In light of the COVID-19, or the novel coronavirus, pandemic, hospital nurses’ jobs have changed, especially surrounding personal protective equipment, or PPE, and testing procedures.
Rosa Villarroel, a registered nurse at UCSF Medical Center, and Robin Leffert, a registered nurse at UCSF Benioff Children’s Hospital in Oakland, both said they have to reuse PPE at their hospitals.
“We take that mask and we use it for our entire shift. Now, what that entails is that we may take that mask and, after we are done caring for one patient, we have to carefully remove it from our face without contaminating ourselves — our skin — and place into a paper bag, which has been graciously given to us and write our name on it just like a little lunch bag,” Villarroel said. “When the next patient comes in, we need to use it again. We carefully retrieve that mask and put it back on.”
The reason for this reuse, according to Villarroel, is the nationwide shortage of PPE and preparation for a potential surge in COVID-19 cases.
According to Villarroel, her hospital previously adhered to a high standard endorsed by the Centers for Disease Control and Prevention, the California Division of Occupational Safety and Health and PPE manufacturers, which considered PPE single-use only. This is to protect patients from the spread of disease or infection, Villarroel said.
Matthai Chakko, spokesperson for the city of Berkeley, said the city implemented its shelter-in-place order to help prevent such PPE shortages.
Leffert said her hospital has seen its PPE supply reduced, which has led to the reusing of PPE and created practical challenges.

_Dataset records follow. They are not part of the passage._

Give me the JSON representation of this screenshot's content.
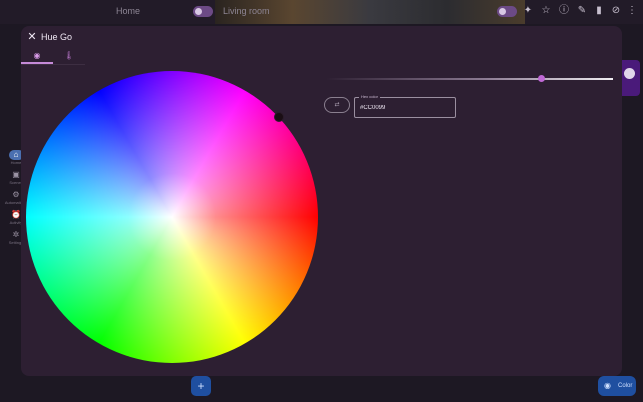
{
  "topbar": {
    "left_label": "Home",
    "right_label": "Living room",
    "actions": [
      "star-icon",
      "info-icon",
      "edit-icon",
      "delete-icon",
      "eye-off-icon",
      "more-vert-icon"
    ],
    "scene_icon": "scene-icon"
  },
  "sidebar": {
    "items": [
      {
        "label": "Home",
        "icon": "home-icon"
      },
      {
        "label": "Scenes",
        "icon": "scenes-icon"
      },
      {
        "label": "Automations",
        "icon": "automations-icon"
      },
      {
        "label": "Activity",
        "icon": "alarm-icon"
      },
      {
        "label": "Settings",
        "icon": "gear-icon"
      }
    ]
  },
  "dialog": {
    "title": "Hue Go",
    "tabs": [
      {
        "icon": "palette-icon",
        "active": true
      },
      {
        "icon": "thermometer-icon",
        "active": false
      }
    ],
    "wheel_selection": {
      "hex": "#CC0099",
      "hue_deg": 317
    },
    "brightness": 0.75,
    "swap_label": "⇄",
    "hex_field": {
      "label": "Hex color",
      "value": "#CC0099"
    }
  },
  "fab": {
    "add_label": "+",
    "color_label": "Color"
  },
  "colors": {
    "dialog_bg": "#2d1f32",
    "accent": "#c069d6",
    "fab": "#1f4fa0"
  }
}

“It’s very common practice that if a patient needs something, if the call light is on, and the nurse is busy then another nurse will go and help out. It is a team approach to nursing,” Leffert said. “Now if a call light goes off and it is a rule-out COVID-19 patient, I don’t necessarily want to go and help out because that means I am going to have to use those disposable gowns and it could be just for two minutes to find out that the patient wants apple juice and I just wasted a gown.”
Both Leffert and Villarroel said there is a nationwide shortage of ventilators. According to Villarroel, before the pandemic, hospitals had just enough ventilators, but with the increase in patients who need ventilators because of COVID-19, this supply has been insufficient.
According to Villarroel, there has not been a surge in COVID-19 cases at her hospital, but she said if there were a surge, hospital resources and staff would be “stretched.” Villarroel said this could lead to a “burnout of nurses” and increased rates of infection for nurses. Villarroel also said she has concerns that due to job loss, people will lose their insurance and not seek treatment for COVID-19 and other health issues.
“It is a nationwide problem that nurses overall at all hospitals don’t have the kinds of equipment that they need. … Patients aren’t being isolated properly, according to basic safety standards,” Leffert alleged. “There is so much we don’t know and aren’t being filled in on, which creates a sense of being sent into battle without proper armor or an action plan.”
According to Leffert, nurses follow a precautionary protocol when patients are awaiting the results of a test by treating them as if they have the condition.
Without this protocol being followed in the case of COVID-19, patients are not properly isolated, Leffert alleged, and nurses could be exposed to the disease.
“If the patient isn’t being properly isolated and nurses aren’t given the necessary equipment while we are waiting for the test results and it turns out that the patient is positive, then that means the entire time we are waiting for those test results then those nurses were exposed,” Leffert said.
According to Leffert, nurses have to advocate for more resources and better working conditions because of the pandemic. Villarroel said she also has concerns around nurse and health care worker safety.
There have been more than 120 complaints filed with the federal Occupational Safety and Health Administration in about 16 states regarding alleged unsafe working conditions, the lack of PPE and alleged inadequate isolation of patients, Leffert said.
“When we finally see those numbers of workers infected due to lack of resources, and by resources I mean PPEs, I hope that the CEOs can look at those numbers and say that they are happy with those numbers and say that they did as much as they could and that they gave as much support as they could to the nurses,” Villarroel said.